As we toil against a workload that is as challenging as “Spring’s Arrival” in Montana…
I’m going to reach into the mailbag and see what’s shakin’ in ISBU-land…
Here we go;
We’re building our ISBU cabin in the woods. We’ve set our 20′ ISBUs on concrete pilings we cast from scrap sonotubes, just like you showed us. Steel plates and J-bolts allowed us to weld the boxes to the pilings, just like you specified. After removing most of the interior walls (our largest open span is less than 16′ – reinforced with columns made from 2″ box steel – again like you showed us)) we’ve welded 1/4th inch steel plate along all of the connecting rails (top and bottom), to stiffen things up.
SPF (Closed cell Spray Foam Insulation) followed after we glued in firring strips. We DID insulate inside, as much as you hate that. We WANT people to see the containers outer skin. It’s that “Urban Chic” look! We love it! We went heavier than we planned on the thickness of the insulation, thanks to a generous insulation guy who really dug what we were doing.
Now, we’re staring at SPF and firring strips. Yuck. According to my wife, it feels like we’re living in a womb painted with vomit. SO, I’m anxious to get the insulation covered up.
You’ve said over and over again that you don’t like drywall (sheetrock). Sheetrock prices have jumped through the roof here. I need a low cost solution to sheetrock that is also structural enough to hang things like shelves, light fixtures and cabinets. We have an opportunity to buy 1/2″ MDO plywood sheets at a huge discount. It’s surplus from a big “boatyard” construction job that went bust. Thank you Craigslist! Can we use this? I can’t begin to picture what a “plywood interior” would look like.

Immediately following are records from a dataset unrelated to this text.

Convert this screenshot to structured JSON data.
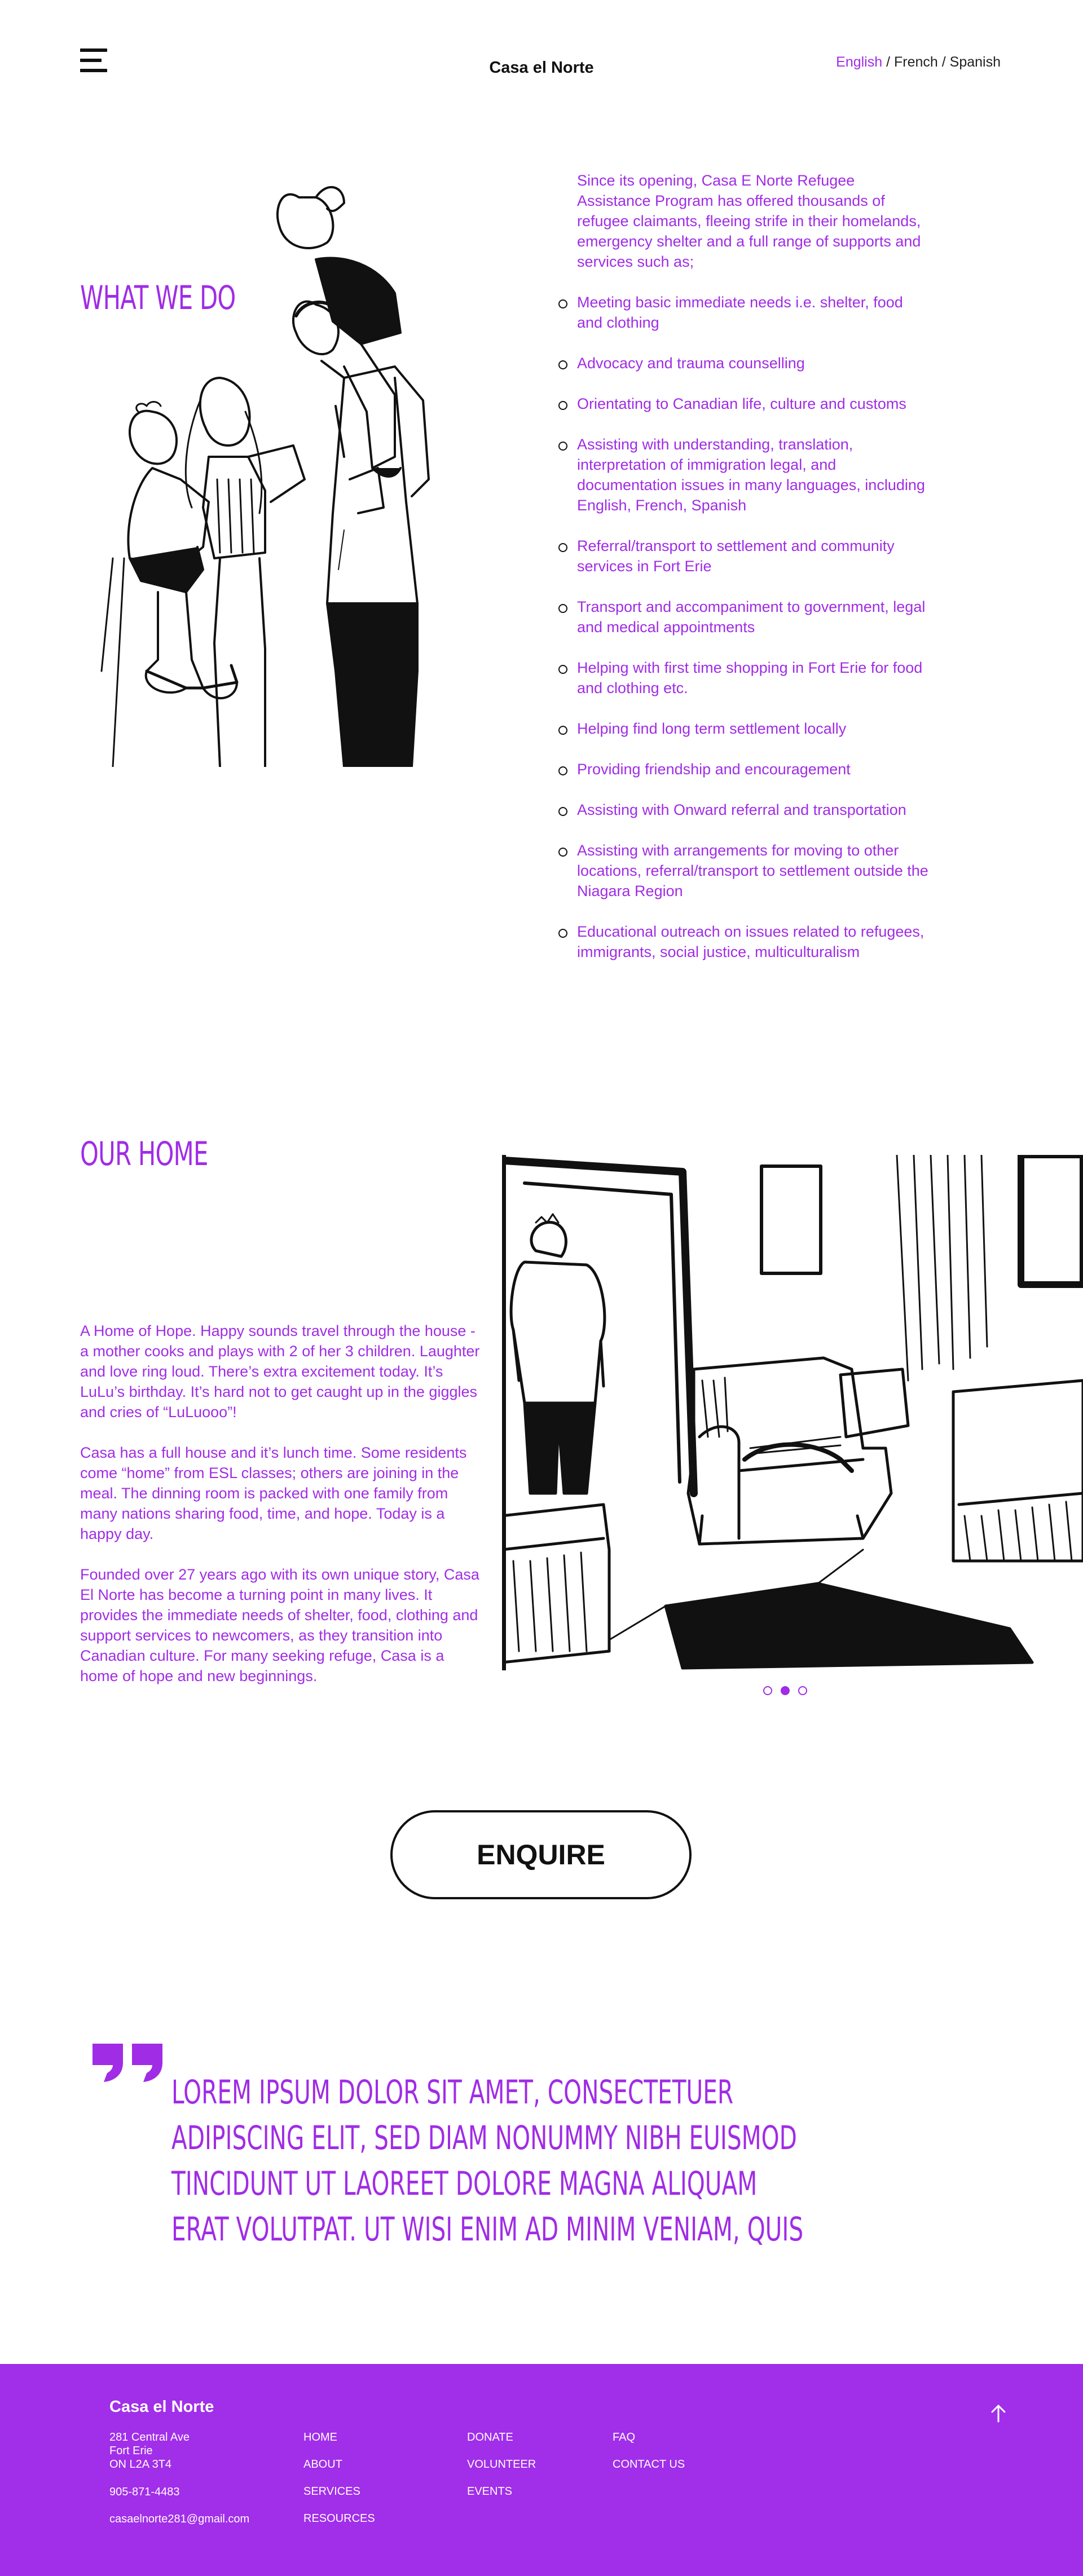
{
  "header": {
    "site_title": "Casa el Norte",
    "menu_icon": "hamburger-menu-icon",
    "languages": [
      "English",
      "French",
      "Spanish"
    ],
    "language_separator": " / ",
    "active_language": "English"
  },
  "what_we_do": {
    "heading": "WHAT WE DO",
    "intro": "Since its opening, Casa E Norte Refugee Assistance Program has offered thousands of refugee claimants, fleeing strife in their homelands, emergency shelter and a full range of supports and services such as;",
    "services": [
      "Meeting basic immediate needs i.e. shelter, food and clothing",
      "Advocacy and trauma counselling",
      "Orientating to Canadian life, culture and customs",
      "Assisting with understanding, translation, interpretation of immigration legal, and documentation issues in many languages, including English, French, Spanish",
      "Referral/transport to settlement and community services in Fort Erie",
      "Transport and accompaniment to government, legal and medical appointments",
      "Helping with first time shopping in Fort Erie for food and clothing etc.",
      "Helping find long term settlement locally",
      "Providing friendship and encouragement",
      "Assisting with Onward referral and transportation",
      "Assisting with arrangements for moving to other locations, referral/transport to settlement outside the Niagara Region",
      "Educational outreach on issues related to refugees, immigrants, social justice, multiculturalism"
    ]
  },
  "our_home": {
    "heading": "OUR HOME",
    "paragraphs": [
      "A Home of Hope. Happy sounds travel through the house - a mother cooks and plays with 2 of her 3 children. Laughter and love ring loud. There’s extra excitement today. It’s LuLu’s birthday. It’s hard not to get caught up in the giggles and cries of “LuLuooo”!",
      "Casa has a full house and it’s lunch time. Some residents come “home” from ESL classes; others are joining in the meal. The dinning room is packed with one family from many nations sharing food, time, and hope. Today is a happy day.",
      "Founded over 27 years ago with its own unique story, Casa El Norte has become a turning point in many lives. It provides the immediate needs of shelter, food, clothing and support services to newcomers, as they transition into Canadian culture. For many seeking refuge, Casa is a home of hope and new beginnings."
    ],
    "carousel": {
      "slides": 3,
      "active_slide": 2
    }
  },
  "enquire": {
    "label": "ENQUIRE"
  },
  "quote": {
    "icon": "quotation-mark-icon",
    "text": "LOREM IPSUM DOLOR SIT AMET, CONSECTETUER ADIPISCING ELIT, SED DIAM NONUMMY NIBH EUISMOD TINCIDUNT UT LAOREET DOLORE MAGNA ALIQUAM ERAT VOLUTPAT. UT WISI ENIM AD MINIM VENIAM, QUIS"
  },
  "footer": {
    "title": "Casa el Norte",
    "address": [
      "281 Central Ave",
      "Fort Erie",
      "ON L2A 3T4"
    ],
    "phone": "905-871-4483",
    "email": "casaelnorte281@gmail.com",
    "nav_col1": [
      "HOME",
      "ABOUT",
      "SERVICES",
      "RESOURCES"
    ],
    "nav_col2": [
      "DONATE",
      "VOLUNTEER",
      "EVENTS"
    ],
    "nav_col3": [
      "FAQ",
      "CONTACT US"
    ],
    "back_to_top_icon": "arrow-up-icon"
  },
  "colors": {
    "accent": "#a02ce6",
    "footer_bg": "#a12ee9",
    "text": "#111111",
    "background": "#ffffff"
  }
}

We loved all the tricks you shared with us during our consult sessions. We literally saved thousands of dollars (contractors said it was impossible and YOU proved them wrong!) and it made completing this project within our budget possible!
Thank you so much!
Naked and exposed
First, don’t sell yourselves short. I didn’t prove anything. YOU proved them wrong by starting with a good design and then applying liberal applications of common sense and repurposing. YOUR hard work is making your success possible. I’m just the guy standing behind the curtain.
I also told you early on that if a consultant or tradesman can’t save you enough (in the consulting/design/building process) to pay for his/her services, you need to kick them to the curb.
It’s true. I’m not a big fan of sheetrock.
It must be all that smelly (rotten egg) Chinese drywall that got dumped in the South after Hurricane Katrina.
But seriously, when you’re building in a steel box, especially one that is clad with SPF, sheetrock just isn’t “necessary”.
Okay – first off, I have to say that using plywood IS more labor intensive and you have to think it through… It doesn’t cut as fast as Sheetrock and it’s a “two man job” because it’s harder to handle.
We use 1/2″ (15/32 or better) plywood in place of drywall all the time. MDO (Medium Density Overlay) is even better, for reasons I’ll explain later.
TIP: The best way to use plywood in an interior is to plan it so there are no visible seams that need to be taped. If you can do that, plywood is a joy to behold. If you are going to paint it, add a piece of molding over the seam (to hide it and add some visual interest). If you do it right, it’ll look like expensive “Architectural Paneling” when you’re finished, for about half the cost of cheap decorator panels.
Most of you know that we add firring strips into our Insulation plans (so that the SPF helps support them). This means that plywood cladding can be applied using glue and brads to secure it to the firring strips. If you do it like this, there aren’t any “screw holes” to fill.
One of the nice things about MDO is that it is legions stronger than drywall and it’s a “Marine Grade” plywood. MDO has a resin-bonded surface overlaid on it, so it’s so much more water-resistant than drywall. Prime it and paint it and it’ll be pretty much waterproof.
Okay, okay… nothing is waterproof. But, this plywood will be incredibly water resistant! And because it’s got that resin overcoat, the paint goes on smoother than a baby’s butt!
Another thing I want you to consider is that you should always build to code, even if you’re not building in a code-restricted area. It’s always best to build it right the first time with safety and integrity being a firm part of the partnership. That said; Walls (excluding trim and including paneling thicker than 1/4″) and the ceilings of a residential structure must not have a “flame-spread classification” greater than 200 (class A, B, or C) or a “smoke-developed index” greater than 450.
ALL common plywood construction panels are well within these these limits. And remember that any traditionally furred spaces must be fireblocked.
Since a picture is worth 1,000 words, I suggest something like THIS:
Keep us posted as to the progress of your project. And send photos!
I hope this helps!